What lines in the material hold the string "name"? Copy out each of them.
Content starts
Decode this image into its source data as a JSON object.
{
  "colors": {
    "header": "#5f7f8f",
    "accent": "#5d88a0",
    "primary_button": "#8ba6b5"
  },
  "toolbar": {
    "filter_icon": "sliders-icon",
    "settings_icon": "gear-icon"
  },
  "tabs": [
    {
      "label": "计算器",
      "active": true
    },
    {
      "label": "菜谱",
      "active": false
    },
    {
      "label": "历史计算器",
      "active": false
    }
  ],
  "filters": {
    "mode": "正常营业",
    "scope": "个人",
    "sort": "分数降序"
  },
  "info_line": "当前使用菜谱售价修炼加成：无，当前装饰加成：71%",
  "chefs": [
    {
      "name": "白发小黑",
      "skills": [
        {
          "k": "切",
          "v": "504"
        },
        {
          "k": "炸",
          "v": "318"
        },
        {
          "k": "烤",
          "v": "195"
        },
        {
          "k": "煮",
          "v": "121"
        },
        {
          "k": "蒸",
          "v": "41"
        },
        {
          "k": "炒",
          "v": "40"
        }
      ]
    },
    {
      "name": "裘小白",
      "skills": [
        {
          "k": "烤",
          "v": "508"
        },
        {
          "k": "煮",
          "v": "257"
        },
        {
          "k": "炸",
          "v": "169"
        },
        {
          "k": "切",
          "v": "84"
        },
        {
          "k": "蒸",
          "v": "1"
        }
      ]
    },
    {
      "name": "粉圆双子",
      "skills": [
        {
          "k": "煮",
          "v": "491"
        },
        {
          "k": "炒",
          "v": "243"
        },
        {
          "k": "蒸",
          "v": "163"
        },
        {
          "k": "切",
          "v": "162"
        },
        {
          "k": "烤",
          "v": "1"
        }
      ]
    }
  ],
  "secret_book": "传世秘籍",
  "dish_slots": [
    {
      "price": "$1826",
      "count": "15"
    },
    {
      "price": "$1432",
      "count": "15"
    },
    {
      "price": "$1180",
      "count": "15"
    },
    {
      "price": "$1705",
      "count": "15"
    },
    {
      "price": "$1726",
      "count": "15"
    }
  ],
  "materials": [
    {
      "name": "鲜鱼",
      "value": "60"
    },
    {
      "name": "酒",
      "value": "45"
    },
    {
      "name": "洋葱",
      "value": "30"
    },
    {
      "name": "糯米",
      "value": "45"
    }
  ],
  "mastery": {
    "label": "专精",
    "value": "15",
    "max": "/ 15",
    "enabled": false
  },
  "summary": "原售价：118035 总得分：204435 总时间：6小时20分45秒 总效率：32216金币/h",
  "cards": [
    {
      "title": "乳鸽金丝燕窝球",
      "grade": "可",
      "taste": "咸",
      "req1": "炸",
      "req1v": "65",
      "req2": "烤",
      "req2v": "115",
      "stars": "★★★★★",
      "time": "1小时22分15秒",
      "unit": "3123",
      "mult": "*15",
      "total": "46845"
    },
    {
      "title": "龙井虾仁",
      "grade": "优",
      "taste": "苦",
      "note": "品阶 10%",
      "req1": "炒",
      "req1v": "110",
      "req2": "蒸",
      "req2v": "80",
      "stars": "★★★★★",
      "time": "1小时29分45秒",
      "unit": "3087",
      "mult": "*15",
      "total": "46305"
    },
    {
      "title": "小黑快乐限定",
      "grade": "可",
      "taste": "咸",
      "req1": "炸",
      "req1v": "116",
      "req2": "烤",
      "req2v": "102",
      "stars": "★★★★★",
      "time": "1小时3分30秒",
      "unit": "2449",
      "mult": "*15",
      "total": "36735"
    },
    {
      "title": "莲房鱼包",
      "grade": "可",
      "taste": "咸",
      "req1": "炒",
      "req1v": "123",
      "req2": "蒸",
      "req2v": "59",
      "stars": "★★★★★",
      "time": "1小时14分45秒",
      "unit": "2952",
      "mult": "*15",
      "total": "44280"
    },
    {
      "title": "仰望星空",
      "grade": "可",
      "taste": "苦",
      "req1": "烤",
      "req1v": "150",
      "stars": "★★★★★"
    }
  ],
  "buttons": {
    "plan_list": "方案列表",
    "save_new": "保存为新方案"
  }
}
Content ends
**Problem solution:**
      "name": "白发小黑",
      "name": "裘小白",
      "name": "粉圆双子",
      "name": "鲜鱼",
      "name": "酒",
      "name": "洋葱",
      "name": "糯米",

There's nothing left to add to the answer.